However, to implement (to enact) Schedule 620 (c) under the distinctive title "US Policy Regarding the Eastern Mediterranean" and to repeal Schedule 620 (X) (which dealt with the embargo), the President of the United States should certify to Congress that Turkey is acting in good faith for a just and peaceful settlement of the Cyprus problem, for a speedy and peaceful return of refugees to their homes, and for the withdrawal of Turkish troops from Cyprus. President Carter sent this affirmation and Article 620 (c) came into force.
Annex 620 (c) provides, among other things, the following:
a) Withdrawal of Turkish troops from Cyprus (sub-annex b, paragraph 6).
b) All military equipment supplied by the United States to countries in the Southeast Mediterranean will be used only in compliance with the provisions of the Foreign Assistance and Arms Export Control Acts (FAA and AECA), as well as in compliance with the terms of bilateral agreements (sub-annex B paragraph 3).
c) US military assistance to Greece and Turkey will be used only for defense purposes, including the fulfillment of their obligations to NATO.
d) That to be certain that U.S. military assistance to Greece and Turkey is provided in accordance with the policy stated in section 620(c), the U.S. President, when requested to provide military assistance under the Foreign Military Assistance and Arms Export Control Acts (FAA and AECA), shall send to Congress a certification that the proposed assistance is in compliance with subsection (b) above.
In view of the above, the provisions of Annex (c ) in effect duplicate the provisions of Annexes 505 of the Foreign Assistance Act and 3 of the Arms Export Control Act (FAA and AECA respectively) with respect to the 'eligibility' and permissible 'use' of US military equipment, regardless of the date of its procurement or transfer of its use.
ε) With respect to sub-annex (e) added on 22 December 1987, the following should be noted in the main text of Annex 620 (c):
- Sub-appendix (c) has not repealed the previous sub-appendices (a) and (d) of Annex 620 (c). In addition, the general provisions of Annexes (505) of the Foreign Assistance Act (FAA) and 3 and 4 of the Arms Export Control Act (AECA) continue to apply. Rather, it supplements and reinforces them by providing that from now on, agreements for the sale or supply of any type of US military material must explicitly stipulate that military material is provided by the US only on condition that it is not transferred to Cyprus or otherwise used to further the aggravation or division of Cyprus.

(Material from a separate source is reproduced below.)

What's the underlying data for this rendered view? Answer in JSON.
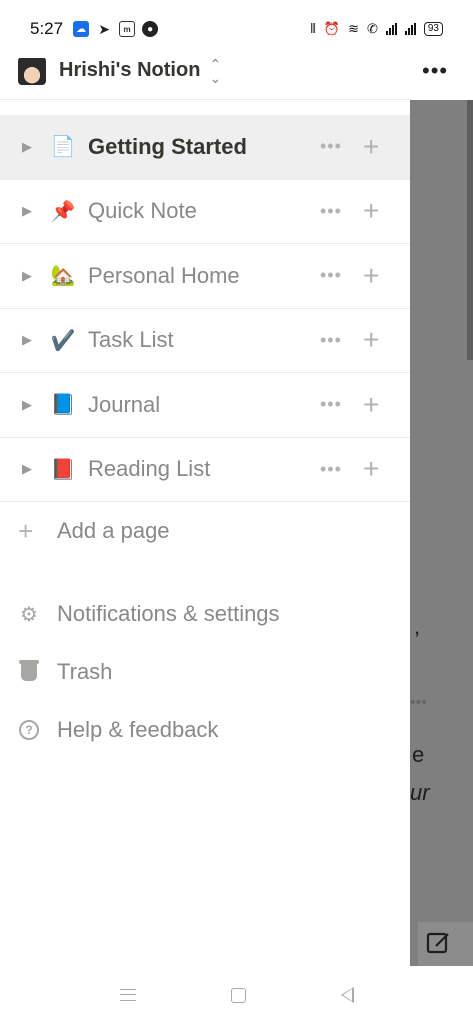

In view of the above, i.e. based on express statutory acts of the United States of America in force, the presence of Turkish occupying military forces in the northern part of the independent and sovereign State of Cyprus and their use of American military material is in flagrant violation of American law, regardless of the time of supply or the time of transfer to Cyprus of such military material, before or after 1988.
f) The U.S. military embargo on the supply/sale of military equipment to Turkey was lifted in 1978 through presidential assurances to Congress that Turkey was acting in good faith to withdraw its occupying military forces from Cyprus. A full 44 years have passed since then and Turkish occupation forces remain in Cyprus, despite the fact that U.S.A Public Law 95-384 three times called for their withdrawal as part of U.S. policy on the Eastern Mediterranean.
Turkey, therefore, continues to flagrantly violate both U.S. and international law. It is therefore inconceivable and outrageous that US support for the illegal Turkish military occupation continues while the embargo on the victim of the illegality, which is the Republic of Cyprus, continues.
In conclusion, the decision to lift the US embargo on the supply of military hardware is positive for Cyprus. However, the continued supply of military equipment to Turkey is in flagrant violation of US law and the assurance given to Congress by US President Carter in 1978.
Mr. Yannakis L. Omirou is a former Speaker of the House of Representatives.